*PROBLEM:* Among the lines of the material below, count those holding "label". Report the number by itself.

*RAW DATA:*
::::

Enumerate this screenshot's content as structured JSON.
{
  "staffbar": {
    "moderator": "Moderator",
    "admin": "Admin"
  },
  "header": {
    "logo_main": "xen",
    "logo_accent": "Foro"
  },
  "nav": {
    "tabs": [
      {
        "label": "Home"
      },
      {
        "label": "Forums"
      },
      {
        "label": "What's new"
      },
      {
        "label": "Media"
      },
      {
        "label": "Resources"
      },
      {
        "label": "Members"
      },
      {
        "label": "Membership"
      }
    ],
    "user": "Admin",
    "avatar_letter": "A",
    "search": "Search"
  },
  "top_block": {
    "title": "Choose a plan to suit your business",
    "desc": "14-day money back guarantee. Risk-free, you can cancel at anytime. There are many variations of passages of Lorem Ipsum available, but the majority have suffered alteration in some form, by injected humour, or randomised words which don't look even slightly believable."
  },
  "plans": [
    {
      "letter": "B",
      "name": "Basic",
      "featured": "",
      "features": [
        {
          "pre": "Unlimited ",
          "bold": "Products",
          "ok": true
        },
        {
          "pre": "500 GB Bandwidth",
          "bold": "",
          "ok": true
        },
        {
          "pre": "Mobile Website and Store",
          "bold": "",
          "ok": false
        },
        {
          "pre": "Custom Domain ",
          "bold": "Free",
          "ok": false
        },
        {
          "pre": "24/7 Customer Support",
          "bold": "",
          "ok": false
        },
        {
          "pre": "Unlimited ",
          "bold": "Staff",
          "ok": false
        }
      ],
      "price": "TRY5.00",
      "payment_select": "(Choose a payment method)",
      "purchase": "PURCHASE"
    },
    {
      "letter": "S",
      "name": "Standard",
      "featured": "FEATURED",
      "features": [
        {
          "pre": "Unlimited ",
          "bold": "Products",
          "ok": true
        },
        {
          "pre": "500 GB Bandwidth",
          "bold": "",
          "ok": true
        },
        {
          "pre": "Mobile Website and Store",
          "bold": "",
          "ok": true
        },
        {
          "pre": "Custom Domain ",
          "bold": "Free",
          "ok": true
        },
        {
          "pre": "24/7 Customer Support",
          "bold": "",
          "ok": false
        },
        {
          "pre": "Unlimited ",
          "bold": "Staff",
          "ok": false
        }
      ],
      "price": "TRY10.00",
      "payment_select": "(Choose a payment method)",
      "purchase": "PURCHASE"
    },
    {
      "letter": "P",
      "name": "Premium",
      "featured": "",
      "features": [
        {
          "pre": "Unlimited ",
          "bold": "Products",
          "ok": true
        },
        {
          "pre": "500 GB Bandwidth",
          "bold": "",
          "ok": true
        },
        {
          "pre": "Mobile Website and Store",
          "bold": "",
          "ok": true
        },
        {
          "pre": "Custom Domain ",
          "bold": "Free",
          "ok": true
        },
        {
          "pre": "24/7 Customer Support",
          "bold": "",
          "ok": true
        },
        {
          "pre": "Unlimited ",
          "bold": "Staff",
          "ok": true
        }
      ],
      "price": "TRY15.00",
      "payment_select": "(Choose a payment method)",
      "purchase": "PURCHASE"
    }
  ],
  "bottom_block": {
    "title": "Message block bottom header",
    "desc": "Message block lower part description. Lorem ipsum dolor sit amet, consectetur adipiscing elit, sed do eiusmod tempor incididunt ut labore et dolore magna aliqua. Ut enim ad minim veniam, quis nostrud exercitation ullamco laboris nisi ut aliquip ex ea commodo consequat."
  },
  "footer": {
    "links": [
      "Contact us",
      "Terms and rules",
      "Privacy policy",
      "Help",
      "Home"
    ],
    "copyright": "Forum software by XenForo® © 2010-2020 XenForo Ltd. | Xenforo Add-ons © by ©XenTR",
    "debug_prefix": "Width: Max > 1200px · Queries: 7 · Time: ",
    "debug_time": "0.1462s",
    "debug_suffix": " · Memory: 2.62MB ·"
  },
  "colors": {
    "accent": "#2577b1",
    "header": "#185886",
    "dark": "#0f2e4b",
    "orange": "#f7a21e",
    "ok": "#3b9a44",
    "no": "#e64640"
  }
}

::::

*TASK OUTPUT:* 7